The European Court of Auditors refused to give a statement of assurance on the EU's 100 billion euro budget for 2004.

"The vast majority of the payment budget was again materially affected by errors of legality and regularity," it said.

The audit found major shortcomings in the EU's two biggest areas of spending — farm subsidies and regional development.

Buck—passing is naturally the order of the day, when it comes to assigning responsibility for the billions of euros which may be wasted or stolen. The EU blames national governments for not supervising expensidtures within their jurisdictions, while the national gavernments blame the Commission for poor financial controls.

How many more years — or decades — will elapse before the entire project of a European government either is able to pass an audit, or collapses under the accumulated weight of corruption, deficits, and poor economic growth due to excessive taxation and over—regulation?

Hat tip: Lucianne.com

Thomas Lifson  11 16 05

The EU's budget has failed to win approval from its financial watchdog agency for the eleventh year in a row!
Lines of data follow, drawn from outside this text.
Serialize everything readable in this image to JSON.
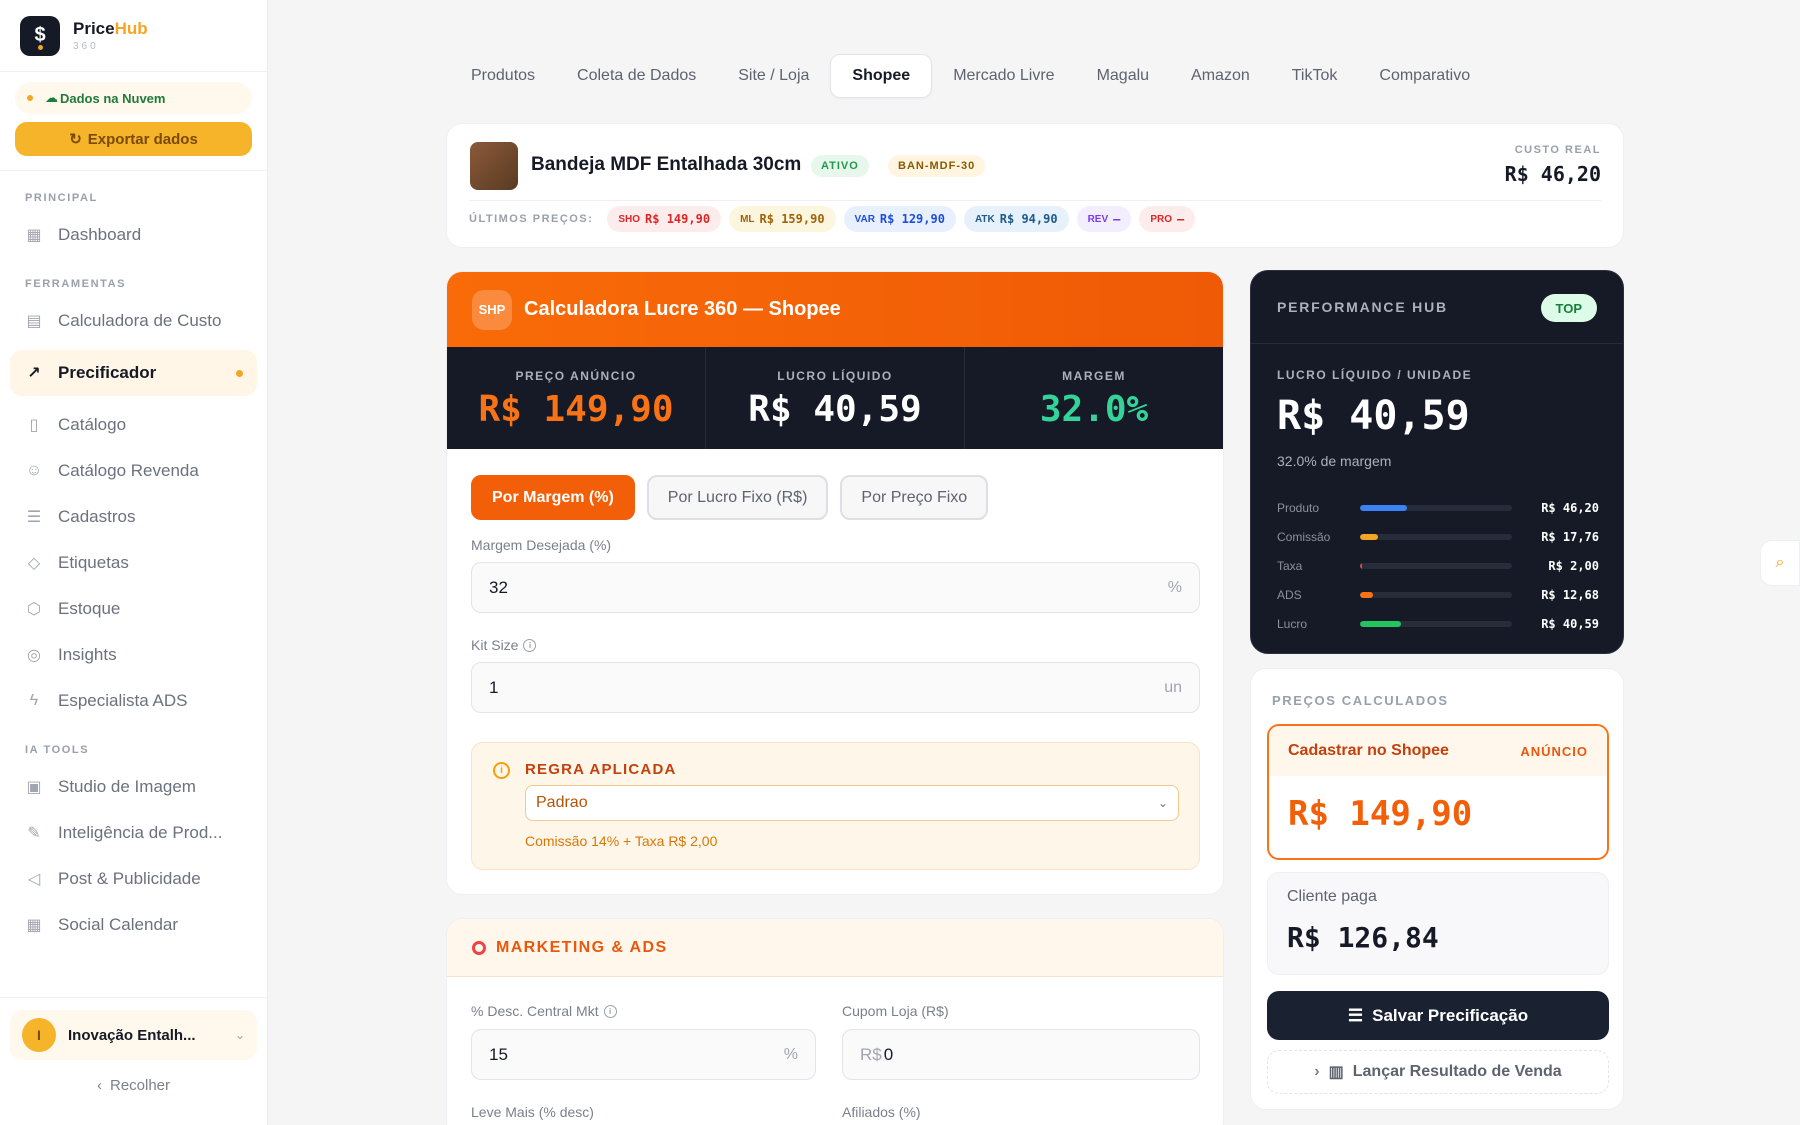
{
  "brand": {
    "name_a": "Price",
    "name_b": "Hub",
    "sub": "360"
  },
  "sidebar": {
    "cloud_status": "Dados na Nuvem",
    "export_label": "Exportar dados",
    "sections": {
      "principal": "PRINCIPAL",
      "ferramentas": "FERRAMENTAS",
      "ia_tools": "IA TOOLS"
    },
    "items": [
      {
        "label": "Dashboard",
        "icon": "grid-icon"
      },
      {
        "label": "Calculadora de Custo",
        "icon": "calculator-icon"
      },
      {
        "label": "Precificador",
        "icon": "trending-up-icon"
      },
      {
        "label": "Catálogo",
        "icon": "book-icon"
      },
      {
        "label": "Catálogo Revenda",
        "icon": "users-icon"
      },
      {
        "label": "Cadastros",
        "icon": "list-icon"
      },
      {
        "label": "Etiquetas",
        "icon": "tag-icon"
      },
      {
        "label": "Estoque",
        "icon": "box-icon"
      },
      {
        "label": "Insights",
        "icon": "globe-icon"
      },
      {
        "label": "Especialista ADS",
        "icon": "bolt-icon"
      },
      {
        "label": "Studio de Imagem",
        "icon": "image-icon"
      },
      {
        "label": "Inteligência de Prod...",
        "icon": "pen-icon"
      },
      {
        "label": "Post & Publicidade",
        "icon": "megaphone-icon"
      },
      {
        "label": "Social Calendar",
        "icon": "calendar-icon"
      }
    ],
    "user": {
      "initial": "I",
      "name": "Inovação Entalh..."
    },
    "collapse_label": "Recolher"
  },
  "tabs": [
    {
      "label": "Produtos"
    },
    {
      "label": "Coleta de Dados"
    },
    {
      "label": "Site / Loja"
    },
    {
      "label": "Shopee"
    },
    {
      "label": "Mercado Livre"
    },
    {
      "label": "Magalu"
    },
    {
      "label": "Amazon"
    },
    {
      "label": "TikTok"
    },
    {
      "label": "Comparativo"
    }
  ],
  "product": {
    "name": "Bandeja MDF Entalhada 30cm",
    "status": "ATIVO",
    "sku": "BAN-MDF-30",
    "cost_label": "CUSTO REAL",
    "cost_value": "R$ 46,20",
    "last_prices_label": "ÚLTIMOS PREÇOS:",
    "last_prices": [
      {
        "code": "SHO",
        "value": "R$ 149,90",
        "bg": "#fdecec",
        "color": "#dc2626"
      },
      {
        "code": "ML",
        "value": "R$ 159,90",
        "bg": "#fdf6df",
        "color": "#a16207"
      },
      {
        "code": "VAR",
        "value": "R$ 129,90",
        "bg": "#e9f0fd",
        "color": "#1d4ed8"
      },
      {
        "code": "ATK",
        "value": "R$ 94,90",
        "bg": "#e7f1fb",
        "color": "#1e5a8a"
      },
      {
        "code": "REV",
        "value": "—",
        "bg": "#f3eefd",
        "color": "#7c3aed"
      },
      {
        "code": "PRO",
        "value": "—",
        "bg": "#fdecec",
        "color": "#dc2626"
      }
    ]
  },
  "calc": {
    "badge": "SHP",
    "title": "Calculadora Lucre 360 — Shopee",
    "metrics": [
      {
        "label": "PREÇO ANÚNCIO",
        "value": "R$ 149,90",
        "color": "#f97316"
      },
      {
        "label": "LUCRO LÍQUIDO",
        "value": "R$ 40,59",
        "color": "#ffffff"
      },
      {
        "label": "MARGEM",
        "value": "32.0%",
        "color": "#34d399"
      }
    ],
    "modes": [
      {
        "label": "Por Margem (%)"
      },
      {
        "label": "Por Lucro Fixo (R$)"
      },
      {
        "label": "Por Preço Fixo"
      }
    ],
    "margin_label": "Margem Desejada (%)",
    "margin_value": "32",
    "margin_suffix": "%",
    "kit_label": "Kit Size",
    "kit_value": "1",
    "kit_suffix": "un",
    "rule_title": "REGRA APLICADA",
    "rule_selected": "Padrao",
    "rule_note": "Comissão 14% + Taxa R$ 2,00"
  },
  "marketing": {
    "title": "MARKETING & ADS",
    "desc_label": "% Desc. Central Mkt",
    "desc_value": "15",
    "desc_suffix": "%",
    "cupom_label": "Cupom Loja (R$)",
    "cupom_prefix": "R$",
    "cupom_value": "0",
    "leve_label": "Leve Mais (% desc)",
    "afiliados_label": "Afiliados (%)"
  },
  "performance": {
    "title": "PERFORMANCE HUB",
    "badge": "TOP",
    "label": "LUCRO LÍQUIDO / UNIDADE",
    "value": "R$ 40,59",
    "sub": "32.0% de margem",
    "bars": [
      {
        "name": "Produto",
        "value": "R$ 46,20",
        "fraction": 0.31,
        "color": "#3b82f6"
      },
      {
        "name": "Comissão",
        "value": "R$ 17,76",
        "fraction": 0.12,
        "color": "#f5a524"
      },
      {
        "name": "Taxa",
        "value": "R$ 2,00",
        "fraction": 0.013,
        "color": "#ef4444"
      },
      {
        "name": "ADS",
        "value": "R$ 12,68",
        "fraction": 0.085,
        "color": "#f97316"
      },
      {
        "name": "Lucro",
        "value": "R$ 40,59",
        "fraction": 0.27,
        "color": "#22c55e"
      }
    ]
  },
  "prices_calc": {
    "title": "PREÇOS CALCULADOS",
    "main_name": "Cadastrar no Shopee",
    "main_tag": "ANÚNCIO",
    "main_value": "R$ 149,90",
    "client_label": "Cliente paga",
    "client_value": "R$ 126,84",
    "save_label": "Salvar Precificação",
    "launch_label": "Lançar Resultado de Venda"
  }
}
The words of the auditors and the scale of the program bring to mind nothing less than the scandalous United Nations Oil—for—Food program:

The European Court of Auditors refused to give a statement of assurance on the EU's 100 billion euro budget for 2004.

"The vast majority of the payment budget was again materially affected by errors of legality and regularity," it said.

The audit found major shortcomings in the EU's two biggest areas of spending — farm subsidies and regional development.

Buck—passing is naturally the order of the day, when it comes to assigning responsibility for the billions of euros which may be wasted or stolen. The EU blames national governments for not supervising expensidtures within their jurisdictions, while the national gavernments blame the Commission for poor financial controls.

How many more years — or decades — will elapse before the entire project of a European government either is able to pass an audit, or collapses under the accumulated weight of corruption, deficits, and poor economic growth due to excessive taxation and over—regulation?

Hat tip: Lucianne.com

Thomas Lifson  11 16 05